For the most part, Steele makes 5 trees for non-gaited, non-mule/draft horses. That kind of makes thenrie's point - 5 saddle trees cover the large majority of horses in America. That certainly suggests that there are not 100 variables needed to be addressed by a professional fitter. The book I've got on fitting western saddles is, IMHO, pee-poor because it makes it much harder than it really is.
But it also makes the point that one saddle IS different from the others, and you DO need to take a look at it the first few times you toss the saddle on the horse's back. When you hear a salesman in a tack shop tell someone "All our saddles will fit any horse", he's lying. Or stupid. But the checks you need to make are not normally incredibly complex.
And you can use padding at times. I have an Arabian mare with a broad angle to her shoulders, but the withers themselves are narrow and tall. When I use an Aussie-style saddle, I use one that is too wide horizontally and add padding to make up the difference. That keeps the front of her saddle from falling down on her withers and also creates some artificial flesh around her withers - which makes her a happier horse. You can see the white pad filling in the gap below:
She also went once for 8 months without being ridden. By the time I started riding her again, she had lost muscle and the extra padding helped. After 8 months of regular riding, I could get away with a little less padding.
As a buyer, I would LOVE it if everyone would adopt the Steele forms as a standard, or at least list a description of what the maker is thinking when making the saddle. For example, Steele lists 2 trees as 'Arabian' - one for those with no withers, and one for those with tall withers. If Circle Y or Billy Cook would simply say, "This saddle is designed for a short backed horse with short, broad withers.
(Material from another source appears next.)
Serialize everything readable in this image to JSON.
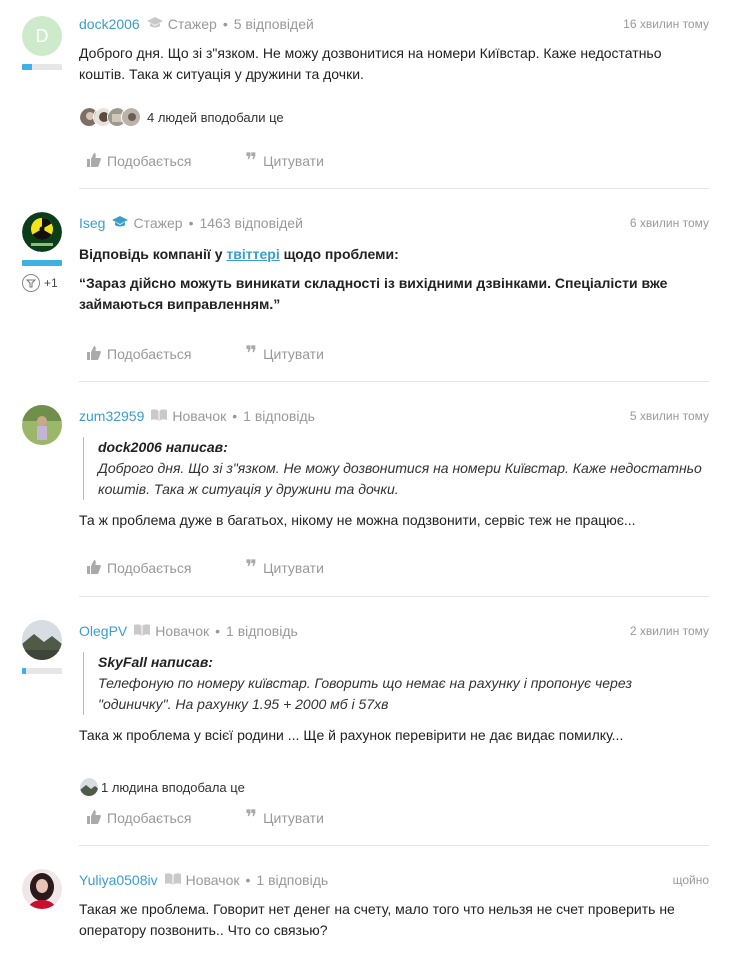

It has enough rock to prevent bridging on most horses, but a very flat backed horse won't fit it", then I'd have some idea.